How to save the world with zombies? — A scientainment approach to engage young people

by Petra Bättig-Frey, Mirjam West, Rahel Skelton and Verena Berger

When trying to sensitize adolescents for sustainability, innovative communication approaches are needed. In the outdoor escape “Zombie mission”, players follow a story and try to save the world by solving puzzles about sustainability topics with scientific information found in the university gardens. This study investigates to whom this scientainment approach appeals and whether it can impart knowledge and raise interest in science and the environment. A mixed methods approach was adopted using questionnaires and interviews. The results suggest that the game is a promising tool for communicating sustainability to adolescents, even those who may not have had prior interest in the environment or science. Participants enjoyed the activity and gained new knowledge as a result.

Volume 22 • Issue 05 • 2023

Jul 24, 2023 Practice Insight
Opening museums' science communication to dialogue and participation: the “Experimental Field for Participation and Open Science” at the Museum für Naturkunde Berlin

by Wiebke Rössig, Bonnie Dietermann, Yori Schultka, Suriya Poieam and Uwe Moldrzyk
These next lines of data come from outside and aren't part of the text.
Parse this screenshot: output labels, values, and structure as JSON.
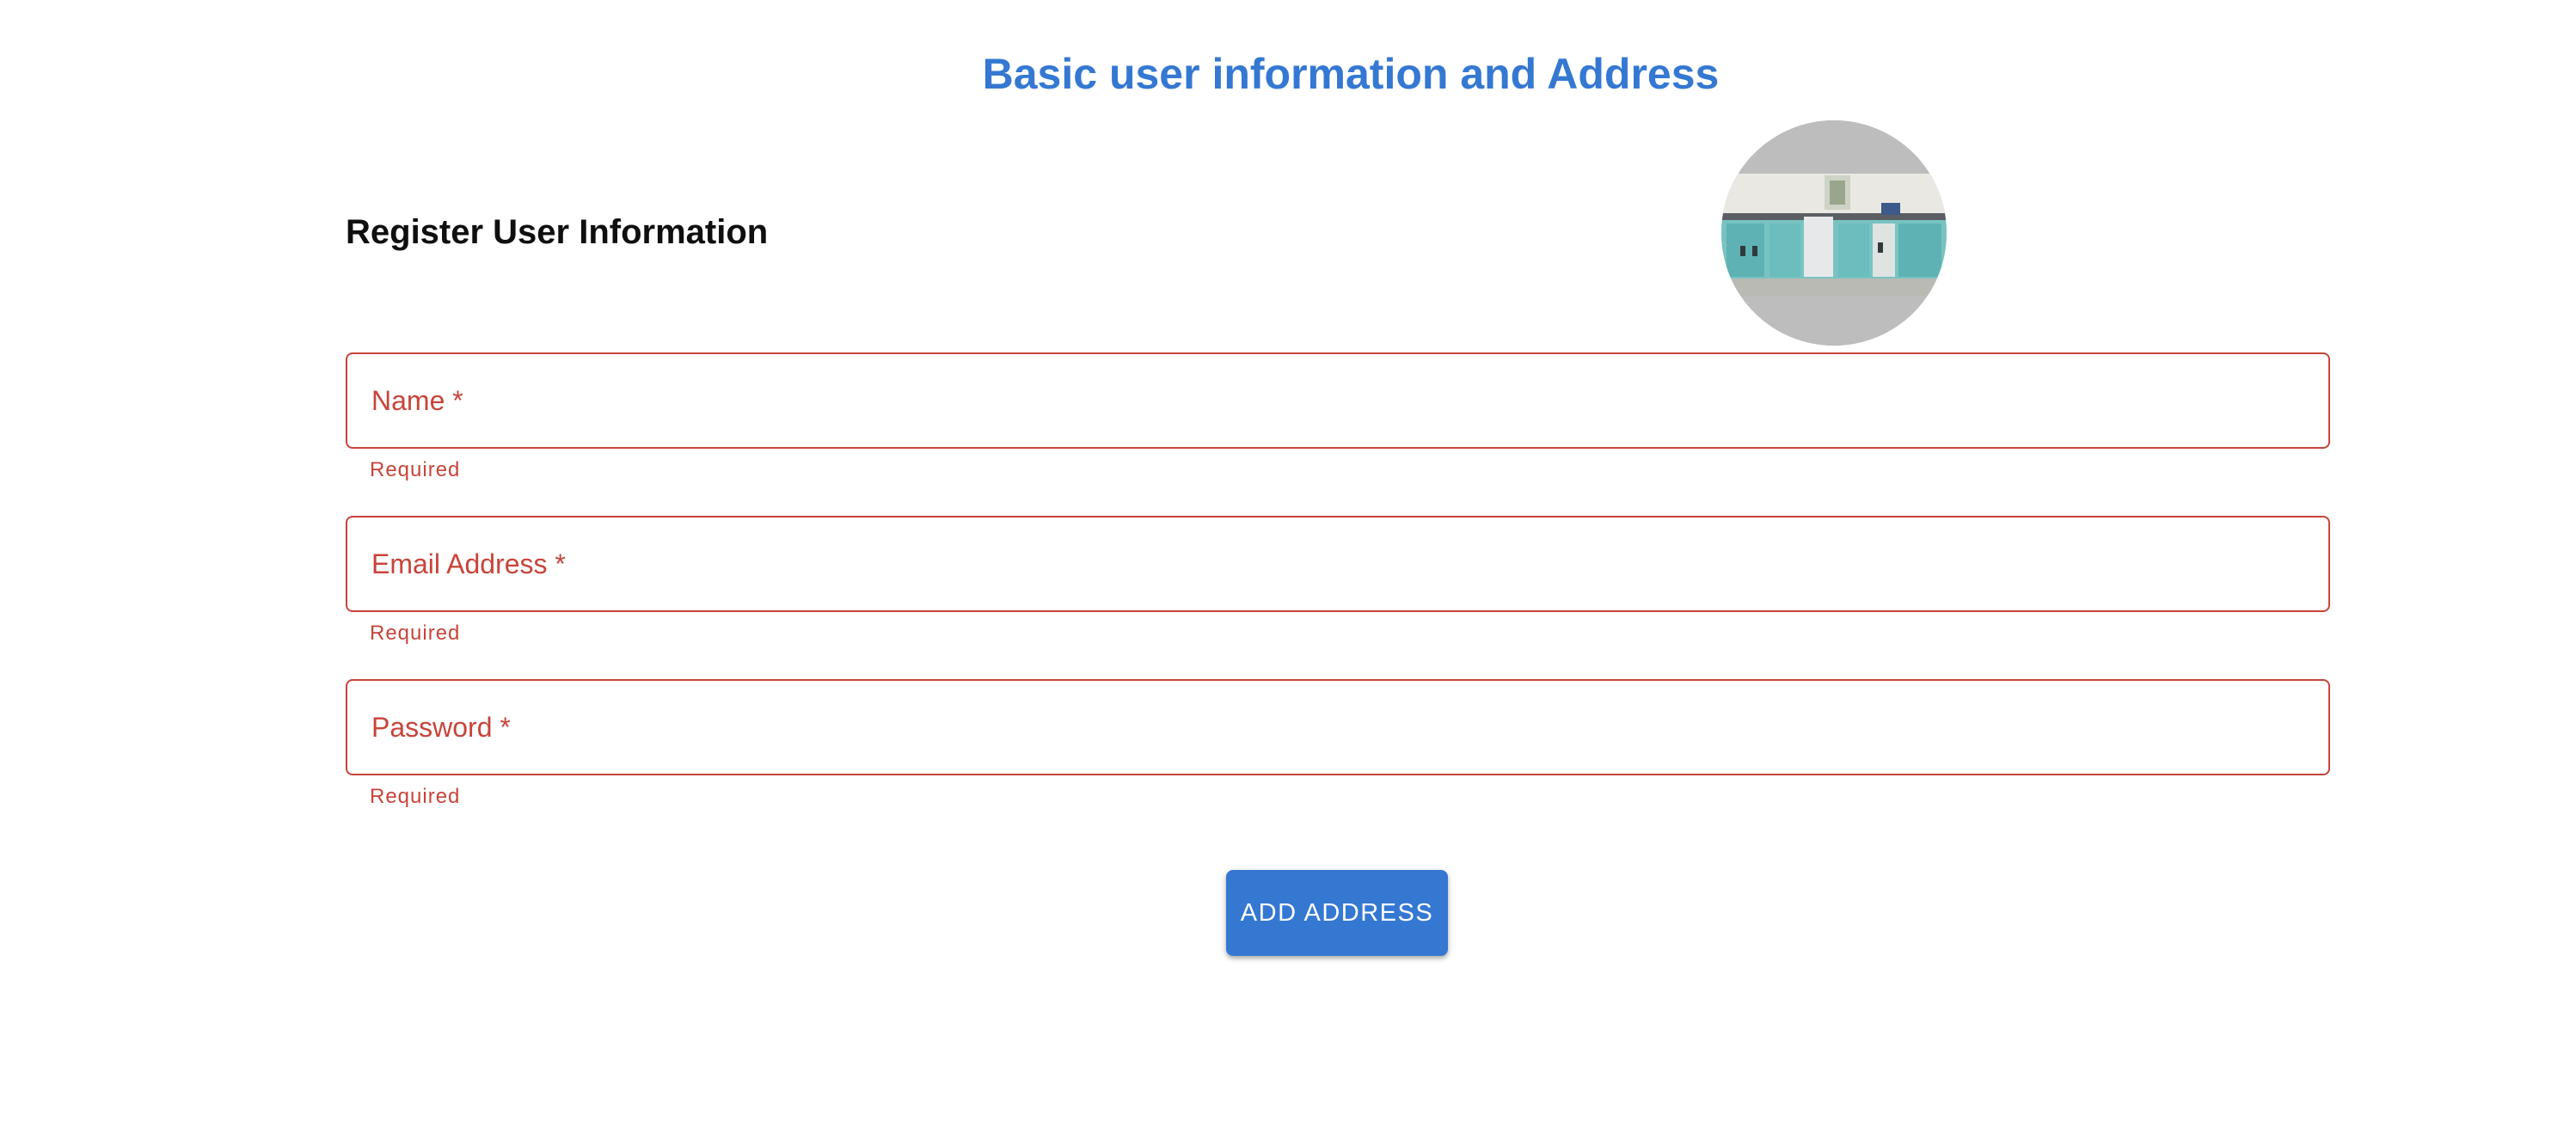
{
  "header": {
    "title": "Basic user information and Address"
  },
  "form": {
    "section_title": "Register User Information",
    "avatar_icon": "profile-photo-kitchen",
    "fields": [
      {
        "label": "Name *",
        "value": "",
        "helper": "Required"
      },
      {
        "label": "Email Address *",
        "value": "",
        "helper": "Required"
      },
      {
        "label": "Password *",
        "value": "",
        "helper": "Required"
      }
    ],
    "add_address_label": "ADD ADDRESS"
  },
  "colors": {
    "accent": "#3478d2",
    "error": "#c8443a",
    "avatar_bg": "#bdbdbd"
  }
}
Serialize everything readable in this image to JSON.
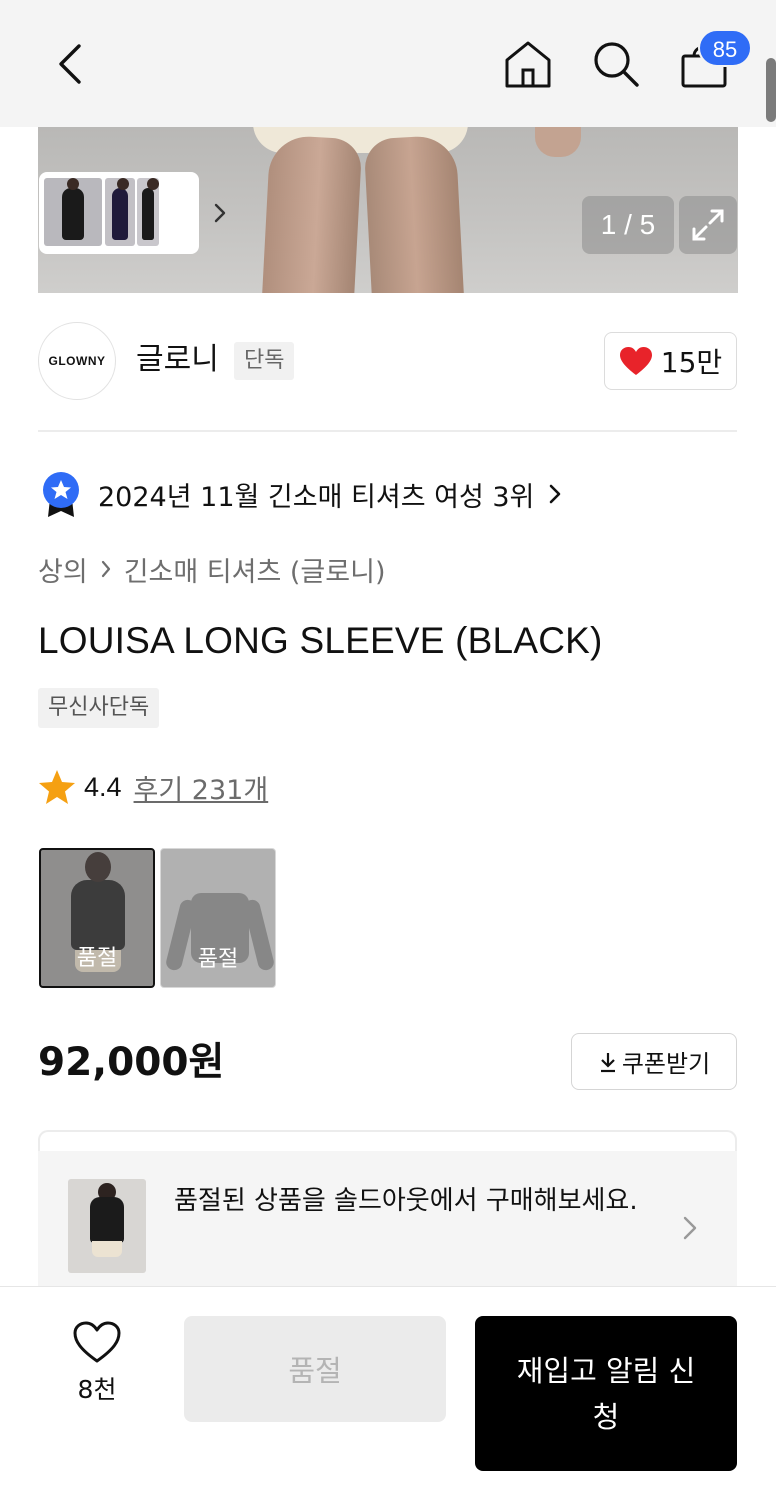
{
  "topbar": {
    "cart_count": "85"
  },
  "gallery": {
    "pager": "1 / 5"
  },
  "brand": {
    "logo_text": "GLOWNY",
    "name": "글로니",
    "tag": "단독",
    "likes": "15만"
  },
  "ranking": {
    "text": "2024년 11월 긴소매 티셔츠 여성 3위"
  },
  "category": {
    "parent": "상의",
    "child": "긴소매 티셔츠 (글로니)"
  },
  "product": {
    "title": "LOUISA LONG SLEEVE (BLACK)",
    "badge": "무신사단독",
    "rating": "4.4",
    "review_link": "후기 231개",
    "price": "92,000원",
    "coupon_label": "쿠폰받기",
    "options": [
      {
        "label": "품절",
        "selected": true
      },
      {
        "label": "품절",
        "selected": false
      }
    ]
  },
  "soldout_banner": {
    "text": "품절된 상품을 솔드아웃에서 구매해보세요."
  },
  "bottom_bar": {
    "wish_count": "8천",
    "soldout_label": "품절",
    "restock_label": "재입고 알림 신청"
  },
  "colors": {
    "accent": "#2f6cf6",
    "heart": "#e8232a",
    "star": "#f5a012",
    "primary_button": "#000000"
  }
}
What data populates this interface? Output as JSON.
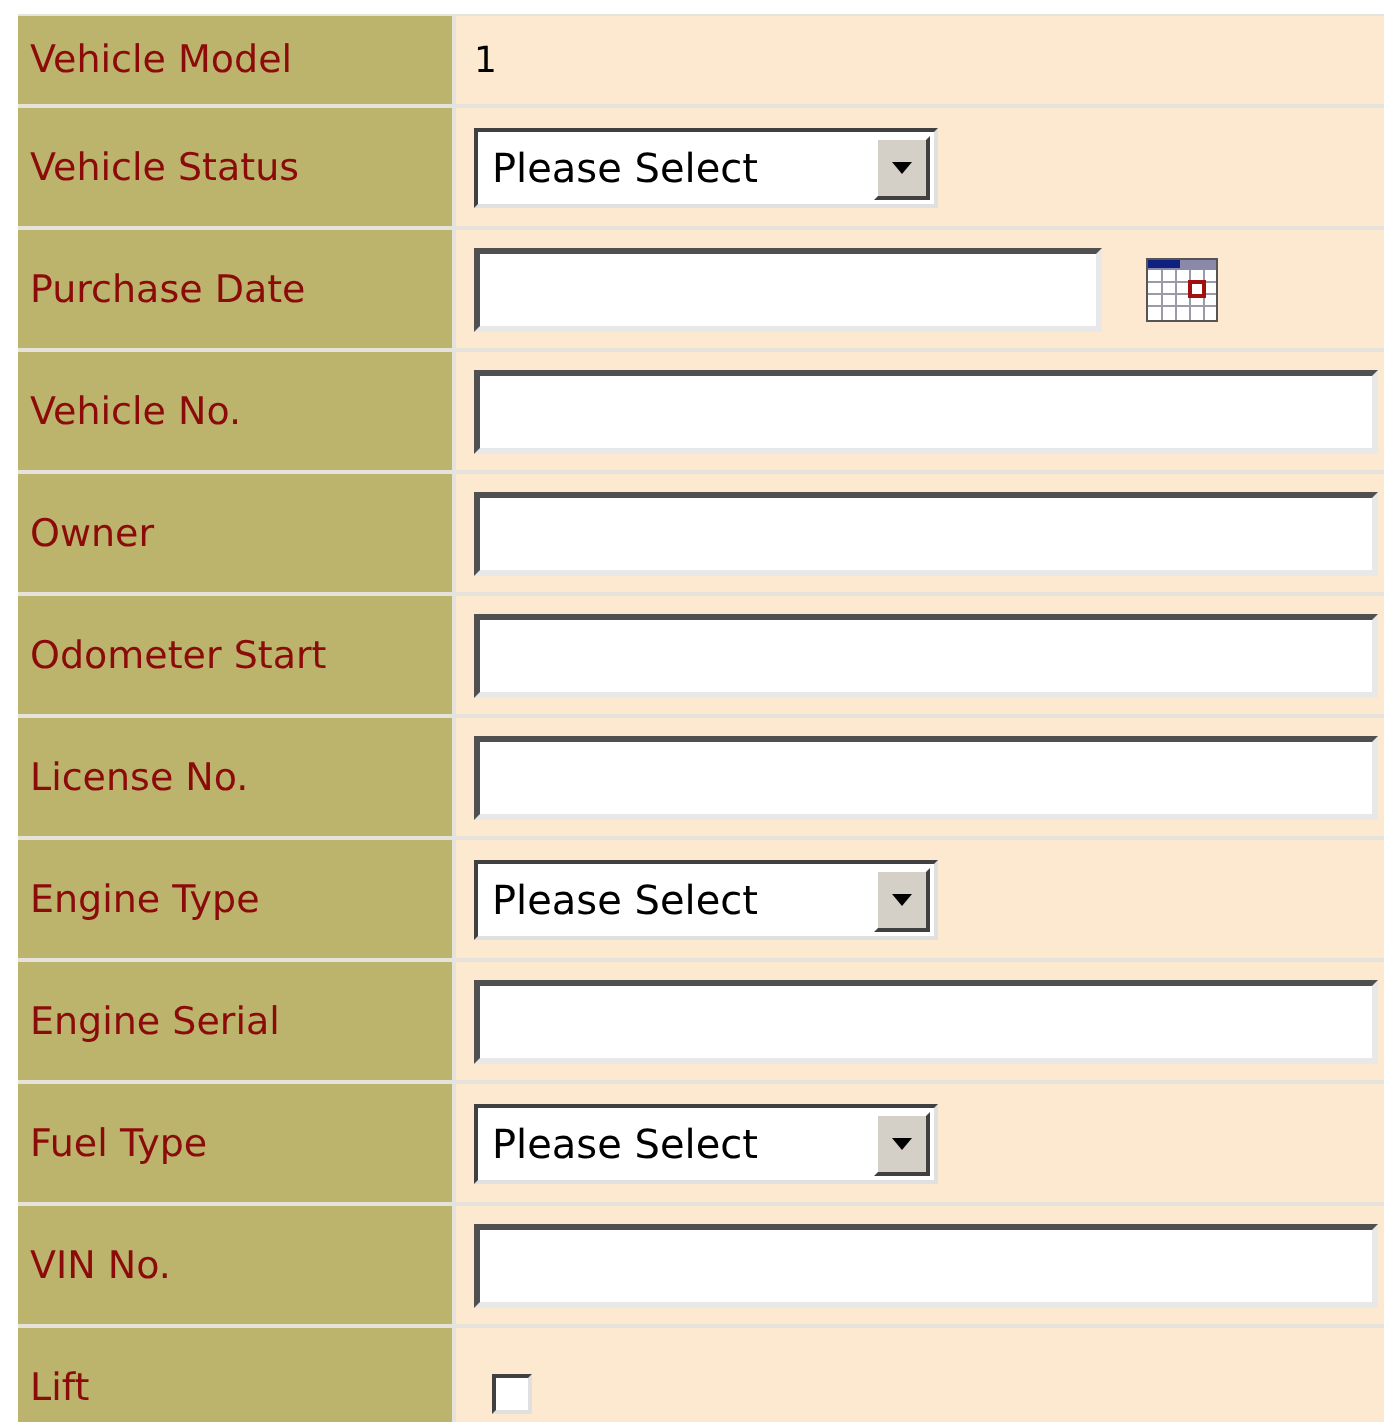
{
  "form": {
    "rows": [
      {
        "label": "Vehicle Model",
        "kind": "text",
        "value": "1"
      },
      {
        "label": "Vehicle Status",
        "kind": "select",
        "value": "Please Select"
      },
      {
        "label": "Purchase Date",
        "kind": "date"
      },
      {
        "label": "Vehicle No.",
        "kind": "input"
      },
      {
        "label": "Owner",
        "kind": "input"
      },
      {
        "label": "Odometer Start",
        "kind": "input"
      },
      {
        "label": "License No.",
        "kind": "input"
      },
      {
        "label": "Engine Type",
        "kind": "select",
        "value": "Please Select"
      },
      {
        "label": "Engine Serial",
        "kind": "input"
      },
      {
        "label": "Fuel Type",
        "kind": "select",
        "value": "Please Select"
      },
      {
        "label": "VIN No.",
        "kind": "input"
      },
      {
        "label": "Lift",
        "kind": "checkbox",
        "checked": false
      }
    ]
  }
}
The Museum für Naturkunde Berlin (Natural History Museum — MfN) established participation and exchange as central elements of the entire institution alongside its research. In order to experiment with formats and settings for dialogue-oriented exchange and participation, an area within the exhibition round walk was designated for this purpose in 2018. Over the course of three years, the “Experimental Field for Participation and Open Science” has developed the practice of opening the museum's research and collection in a dialogue-oriented, participatory way. Focus lies on museum visitors and on reaching new groups who are not in close contact with science yet. The practice of opening and participation was tested, reflectively accompanied, and further developed during the whole time period. This article describes the idea, concept, design, and the results of the external evaluation of the formats of dialogue-oriented and participatory outreach in the Experimental Field at the MfN. It gives an overview of underlying ideas, design of the space, and how the goal of creating mutually beneficial encounters and enabling participation and co-creation was addressed.

Volume 22 • Issue 04 • 2023